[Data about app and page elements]
▬▬▬▬▬▬
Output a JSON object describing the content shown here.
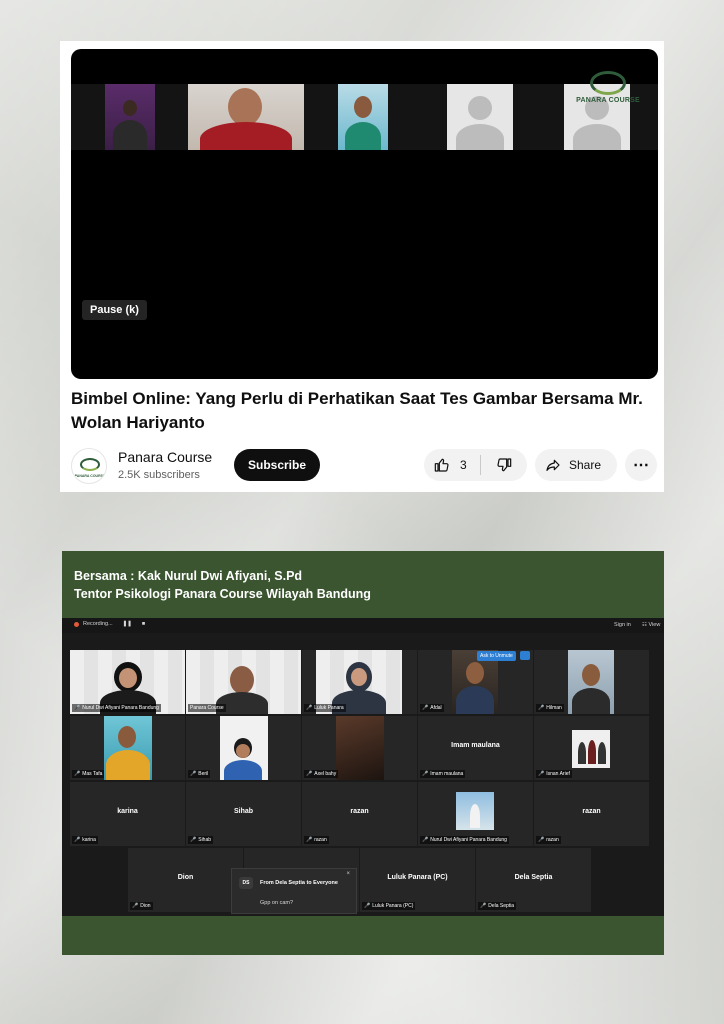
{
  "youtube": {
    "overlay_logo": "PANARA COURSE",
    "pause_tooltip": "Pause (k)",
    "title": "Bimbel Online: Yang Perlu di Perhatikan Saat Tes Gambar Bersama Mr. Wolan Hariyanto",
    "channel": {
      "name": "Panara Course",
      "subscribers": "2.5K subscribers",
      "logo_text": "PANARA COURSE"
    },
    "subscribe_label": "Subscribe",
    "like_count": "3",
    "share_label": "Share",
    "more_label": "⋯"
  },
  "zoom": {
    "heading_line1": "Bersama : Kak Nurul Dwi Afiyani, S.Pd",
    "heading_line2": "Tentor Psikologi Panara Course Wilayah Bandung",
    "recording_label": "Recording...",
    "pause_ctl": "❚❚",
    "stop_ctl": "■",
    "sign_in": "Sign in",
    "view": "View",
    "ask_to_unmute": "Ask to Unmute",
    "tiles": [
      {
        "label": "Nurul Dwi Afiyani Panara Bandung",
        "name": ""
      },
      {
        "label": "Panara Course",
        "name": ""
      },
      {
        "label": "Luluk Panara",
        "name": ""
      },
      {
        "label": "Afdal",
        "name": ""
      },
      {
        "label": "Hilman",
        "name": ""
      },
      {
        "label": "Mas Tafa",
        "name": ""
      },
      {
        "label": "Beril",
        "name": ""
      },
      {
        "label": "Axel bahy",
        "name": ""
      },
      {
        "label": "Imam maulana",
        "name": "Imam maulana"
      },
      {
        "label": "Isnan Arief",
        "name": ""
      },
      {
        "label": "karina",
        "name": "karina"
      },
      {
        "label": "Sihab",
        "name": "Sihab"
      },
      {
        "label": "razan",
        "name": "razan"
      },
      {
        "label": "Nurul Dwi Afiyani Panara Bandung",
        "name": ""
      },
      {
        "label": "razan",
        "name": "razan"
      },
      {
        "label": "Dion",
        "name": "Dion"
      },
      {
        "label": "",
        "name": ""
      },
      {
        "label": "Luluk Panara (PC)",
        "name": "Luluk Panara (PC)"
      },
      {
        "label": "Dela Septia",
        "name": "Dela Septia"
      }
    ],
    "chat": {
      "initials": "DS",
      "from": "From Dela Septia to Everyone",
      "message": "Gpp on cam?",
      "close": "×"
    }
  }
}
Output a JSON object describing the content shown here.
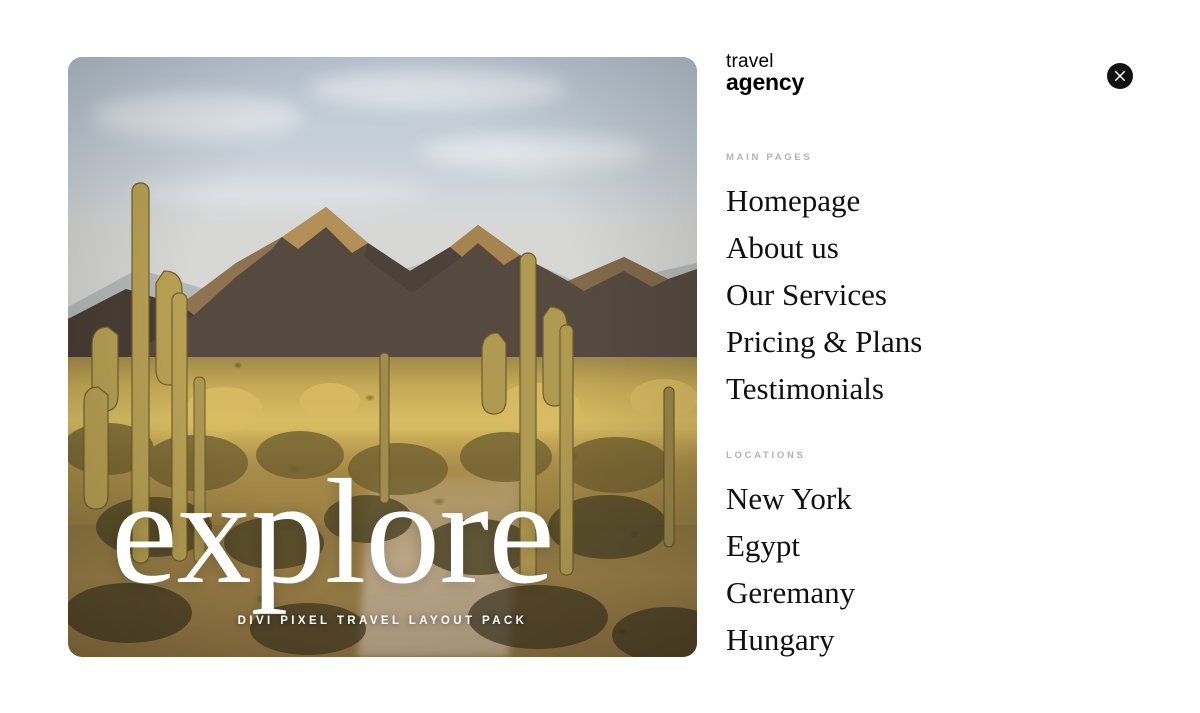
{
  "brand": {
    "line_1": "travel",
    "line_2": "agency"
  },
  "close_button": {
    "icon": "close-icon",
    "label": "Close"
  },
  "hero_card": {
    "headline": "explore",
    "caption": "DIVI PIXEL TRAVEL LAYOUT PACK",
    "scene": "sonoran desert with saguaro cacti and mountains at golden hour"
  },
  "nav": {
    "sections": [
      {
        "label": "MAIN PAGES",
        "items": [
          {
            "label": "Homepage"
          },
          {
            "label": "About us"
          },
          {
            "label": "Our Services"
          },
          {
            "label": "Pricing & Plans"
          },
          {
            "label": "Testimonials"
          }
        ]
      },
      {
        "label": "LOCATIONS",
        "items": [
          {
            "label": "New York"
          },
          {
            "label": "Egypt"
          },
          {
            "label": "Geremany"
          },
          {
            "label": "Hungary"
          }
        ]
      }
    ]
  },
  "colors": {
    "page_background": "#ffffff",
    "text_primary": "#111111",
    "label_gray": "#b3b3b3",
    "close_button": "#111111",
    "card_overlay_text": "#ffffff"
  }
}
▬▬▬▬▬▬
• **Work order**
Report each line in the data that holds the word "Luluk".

• **Answer to this problem**
        "label": "Luluk Panara",
        "label": "Luluk Panara (PC)",
        "name": "Luluk Panara (PC)"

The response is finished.